Not because of any sin on their part, but because of the evil times, there will be
†† many who would make wonderful wives and mothers who will not get to.
The difficulty that Christian men are having in our time with sexual temptation
†† is not just the common problem of lust.† It is made much worse by the culture
†† of pornography and the technology of pornography that are unique to our time.
We could list other examplesódivorce, materialism, homosexuality.
God only knows where American culture and society will go in next 30 years.
But this is something we do knowó
For the sake of our children and grandchildren,
†† the church must maintain faithfulness in doctrine and life.†
Where is the next generation of Christians going to find strength and
†† encouragement but in the church?†

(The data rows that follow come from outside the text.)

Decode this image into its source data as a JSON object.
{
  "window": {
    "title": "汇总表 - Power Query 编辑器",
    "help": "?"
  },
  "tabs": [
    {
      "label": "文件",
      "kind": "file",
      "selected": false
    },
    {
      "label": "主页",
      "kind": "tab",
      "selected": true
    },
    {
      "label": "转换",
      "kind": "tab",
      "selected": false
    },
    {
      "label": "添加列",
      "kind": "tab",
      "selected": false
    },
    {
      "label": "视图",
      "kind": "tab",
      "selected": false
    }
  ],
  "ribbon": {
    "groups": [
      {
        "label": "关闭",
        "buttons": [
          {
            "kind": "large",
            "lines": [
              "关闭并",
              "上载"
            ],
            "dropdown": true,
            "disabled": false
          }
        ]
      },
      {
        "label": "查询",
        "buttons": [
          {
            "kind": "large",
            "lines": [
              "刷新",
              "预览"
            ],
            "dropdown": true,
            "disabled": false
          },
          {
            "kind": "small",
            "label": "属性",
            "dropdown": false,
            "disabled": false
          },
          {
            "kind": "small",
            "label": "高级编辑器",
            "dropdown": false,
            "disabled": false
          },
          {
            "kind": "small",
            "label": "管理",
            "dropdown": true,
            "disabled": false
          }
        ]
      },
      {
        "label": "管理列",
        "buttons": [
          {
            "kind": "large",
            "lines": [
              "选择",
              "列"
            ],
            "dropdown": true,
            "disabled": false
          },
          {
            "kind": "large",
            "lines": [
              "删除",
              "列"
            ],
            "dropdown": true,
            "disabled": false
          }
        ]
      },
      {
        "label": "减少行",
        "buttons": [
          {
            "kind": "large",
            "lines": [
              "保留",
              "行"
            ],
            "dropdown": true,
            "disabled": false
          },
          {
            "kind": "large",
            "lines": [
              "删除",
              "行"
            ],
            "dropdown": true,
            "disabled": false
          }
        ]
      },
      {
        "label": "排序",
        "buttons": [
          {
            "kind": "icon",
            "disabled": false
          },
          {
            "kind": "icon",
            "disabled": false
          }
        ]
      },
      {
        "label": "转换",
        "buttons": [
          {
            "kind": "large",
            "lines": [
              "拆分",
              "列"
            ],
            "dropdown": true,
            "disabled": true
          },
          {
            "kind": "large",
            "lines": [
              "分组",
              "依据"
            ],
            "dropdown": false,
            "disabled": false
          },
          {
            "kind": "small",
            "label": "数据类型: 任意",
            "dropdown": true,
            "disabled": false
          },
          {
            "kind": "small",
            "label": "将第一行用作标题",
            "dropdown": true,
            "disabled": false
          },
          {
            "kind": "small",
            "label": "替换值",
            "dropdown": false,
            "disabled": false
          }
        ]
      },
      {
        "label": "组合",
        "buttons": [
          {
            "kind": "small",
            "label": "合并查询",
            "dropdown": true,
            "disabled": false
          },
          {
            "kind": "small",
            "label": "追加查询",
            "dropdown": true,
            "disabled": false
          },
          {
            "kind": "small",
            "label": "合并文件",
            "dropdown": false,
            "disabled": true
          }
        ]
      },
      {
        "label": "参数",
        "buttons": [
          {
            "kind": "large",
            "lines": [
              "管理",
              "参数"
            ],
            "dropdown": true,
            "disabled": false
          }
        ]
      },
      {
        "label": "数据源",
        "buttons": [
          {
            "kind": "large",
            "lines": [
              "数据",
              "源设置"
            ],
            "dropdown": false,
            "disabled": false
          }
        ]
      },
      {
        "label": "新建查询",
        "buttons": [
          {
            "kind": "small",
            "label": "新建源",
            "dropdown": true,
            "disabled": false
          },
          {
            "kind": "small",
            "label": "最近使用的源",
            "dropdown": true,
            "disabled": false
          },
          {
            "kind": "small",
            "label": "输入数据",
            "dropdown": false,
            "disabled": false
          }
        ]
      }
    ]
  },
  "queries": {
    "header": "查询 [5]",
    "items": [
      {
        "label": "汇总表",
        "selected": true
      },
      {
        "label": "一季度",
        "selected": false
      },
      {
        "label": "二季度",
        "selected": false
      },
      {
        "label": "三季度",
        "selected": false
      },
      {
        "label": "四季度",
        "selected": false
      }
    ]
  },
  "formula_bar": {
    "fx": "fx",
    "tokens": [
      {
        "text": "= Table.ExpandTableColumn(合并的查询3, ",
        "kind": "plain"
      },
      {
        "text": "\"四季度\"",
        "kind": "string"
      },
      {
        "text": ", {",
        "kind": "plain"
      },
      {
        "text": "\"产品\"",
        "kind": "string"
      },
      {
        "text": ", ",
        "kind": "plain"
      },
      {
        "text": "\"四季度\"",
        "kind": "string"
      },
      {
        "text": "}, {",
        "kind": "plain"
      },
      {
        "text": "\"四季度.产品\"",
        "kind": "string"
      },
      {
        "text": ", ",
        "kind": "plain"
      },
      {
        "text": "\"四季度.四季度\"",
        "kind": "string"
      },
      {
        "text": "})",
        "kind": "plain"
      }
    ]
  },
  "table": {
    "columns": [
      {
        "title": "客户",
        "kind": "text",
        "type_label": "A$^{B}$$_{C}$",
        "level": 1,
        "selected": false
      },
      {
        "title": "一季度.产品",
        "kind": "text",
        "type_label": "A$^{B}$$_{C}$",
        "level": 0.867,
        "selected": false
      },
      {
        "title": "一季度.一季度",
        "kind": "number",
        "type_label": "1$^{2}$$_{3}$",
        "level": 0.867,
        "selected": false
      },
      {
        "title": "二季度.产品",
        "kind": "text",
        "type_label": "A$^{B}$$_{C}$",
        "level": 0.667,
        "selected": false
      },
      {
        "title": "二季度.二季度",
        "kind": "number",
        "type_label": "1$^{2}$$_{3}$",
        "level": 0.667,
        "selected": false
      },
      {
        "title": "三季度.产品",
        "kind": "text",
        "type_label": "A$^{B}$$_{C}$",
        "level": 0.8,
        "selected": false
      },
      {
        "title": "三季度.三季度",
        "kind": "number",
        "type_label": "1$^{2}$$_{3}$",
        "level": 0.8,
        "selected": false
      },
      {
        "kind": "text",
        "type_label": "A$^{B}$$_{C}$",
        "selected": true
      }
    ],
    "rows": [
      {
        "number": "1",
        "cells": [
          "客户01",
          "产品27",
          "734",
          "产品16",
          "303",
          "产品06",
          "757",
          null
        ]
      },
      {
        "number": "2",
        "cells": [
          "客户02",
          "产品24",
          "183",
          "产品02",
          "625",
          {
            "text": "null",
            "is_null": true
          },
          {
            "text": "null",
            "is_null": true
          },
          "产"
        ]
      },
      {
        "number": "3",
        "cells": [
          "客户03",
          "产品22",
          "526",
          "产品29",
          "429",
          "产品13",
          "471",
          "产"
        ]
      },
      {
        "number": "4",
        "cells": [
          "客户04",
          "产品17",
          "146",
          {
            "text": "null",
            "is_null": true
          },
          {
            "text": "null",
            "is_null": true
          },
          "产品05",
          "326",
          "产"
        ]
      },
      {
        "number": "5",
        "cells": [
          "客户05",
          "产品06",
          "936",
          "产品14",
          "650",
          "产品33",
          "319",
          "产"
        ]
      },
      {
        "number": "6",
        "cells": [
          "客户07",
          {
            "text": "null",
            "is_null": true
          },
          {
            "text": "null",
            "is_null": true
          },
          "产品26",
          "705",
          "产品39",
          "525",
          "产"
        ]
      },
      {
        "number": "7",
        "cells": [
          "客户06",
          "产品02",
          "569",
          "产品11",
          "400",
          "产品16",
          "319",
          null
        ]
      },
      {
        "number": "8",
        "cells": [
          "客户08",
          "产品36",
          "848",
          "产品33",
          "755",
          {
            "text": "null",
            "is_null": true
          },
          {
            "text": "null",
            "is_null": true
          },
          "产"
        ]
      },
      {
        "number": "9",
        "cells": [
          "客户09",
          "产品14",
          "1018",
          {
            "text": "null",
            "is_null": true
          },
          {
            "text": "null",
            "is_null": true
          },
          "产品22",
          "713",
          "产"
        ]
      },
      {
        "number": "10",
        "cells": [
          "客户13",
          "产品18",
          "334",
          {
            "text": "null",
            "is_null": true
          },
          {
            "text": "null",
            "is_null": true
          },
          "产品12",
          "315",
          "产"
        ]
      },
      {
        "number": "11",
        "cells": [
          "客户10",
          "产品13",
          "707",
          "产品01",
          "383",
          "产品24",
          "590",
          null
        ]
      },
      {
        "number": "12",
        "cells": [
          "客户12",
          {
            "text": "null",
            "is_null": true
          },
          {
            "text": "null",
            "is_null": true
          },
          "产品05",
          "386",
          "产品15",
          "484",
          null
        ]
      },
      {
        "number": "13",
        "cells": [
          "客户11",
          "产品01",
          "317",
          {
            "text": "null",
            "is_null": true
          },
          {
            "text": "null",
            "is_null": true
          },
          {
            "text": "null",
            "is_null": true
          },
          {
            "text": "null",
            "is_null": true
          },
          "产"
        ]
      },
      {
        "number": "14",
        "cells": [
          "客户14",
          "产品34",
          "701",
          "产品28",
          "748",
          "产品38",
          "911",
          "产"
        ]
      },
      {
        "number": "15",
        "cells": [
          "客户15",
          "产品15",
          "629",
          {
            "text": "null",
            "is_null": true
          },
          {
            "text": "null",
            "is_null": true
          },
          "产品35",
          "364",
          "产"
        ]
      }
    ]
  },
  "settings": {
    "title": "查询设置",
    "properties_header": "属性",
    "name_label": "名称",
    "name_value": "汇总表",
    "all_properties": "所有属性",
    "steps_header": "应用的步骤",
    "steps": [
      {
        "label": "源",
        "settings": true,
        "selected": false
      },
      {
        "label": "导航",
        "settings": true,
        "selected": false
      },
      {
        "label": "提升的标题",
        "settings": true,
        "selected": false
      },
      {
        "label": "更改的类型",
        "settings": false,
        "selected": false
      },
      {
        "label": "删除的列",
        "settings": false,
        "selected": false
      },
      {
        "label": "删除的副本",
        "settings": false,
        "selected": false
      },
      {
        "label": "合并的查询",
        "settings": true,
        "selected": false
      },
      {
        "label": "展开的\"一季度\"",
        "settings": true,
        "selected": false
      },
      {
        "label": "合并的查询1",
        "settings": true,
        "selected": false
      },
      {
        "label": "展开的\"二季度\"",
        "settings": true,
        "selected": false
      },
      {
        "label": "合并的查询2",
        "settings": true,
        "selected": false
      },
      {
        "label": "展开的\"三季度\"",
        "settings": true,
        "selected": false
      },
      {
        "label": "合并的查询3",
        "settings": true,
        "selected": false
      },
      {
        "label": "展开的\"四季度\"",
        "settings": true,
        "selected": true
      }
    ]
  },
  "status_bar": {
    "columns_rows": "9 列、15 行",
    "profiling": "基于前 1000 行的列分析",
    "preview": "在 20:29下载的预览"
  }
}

The church must be an lighthouse of the Gospel, a place where Christians
†† learn love that comes from a pure heart and a good conscience and a sincere faith.
The church must not pursue novelties and different doctrines,
†† but it must tell the old story well, and walk in the old paths with eagerness.
Preachers must proclaim whole counsel of God courageously and winsomely.
†† Elders must govern wisely.† Deacons must serve graciously.
†† Husbands and wives must be loyal to God and each other.
†† Parents must pursue the spiritual formation of their children.
The body must follow Christ, particularly in those areas where the world scoffs.
If the church is not faithful, then most of our children and grandchildren wonít
†† remain faithful either.† This is a historical reality.
When the church fails in life and doctrine, it inevitably loses future generations.
†† As Paul himself put it, there are some who make a shipwreck of their faith.†
Letís work and pray so that does not happen here.
Letís be conscious that this precious gift we have, this precious gift of a good
†† church must be maintained.† That it is balanced on a narrow edge of right
†† doctrine and right living.
Letís demand and expect and submit to good leadership.
†† Do all we can to raise up from our number young men who will step into office.
Letís open our hearts to this inspired pastoral letter,
†† and make every effort to apply it to Christ Covenant, even if itís hard.
Because there is one thing of supreme importance for the churchó
†† and that one thing is the Gospelóthe good news about Jesus Christ.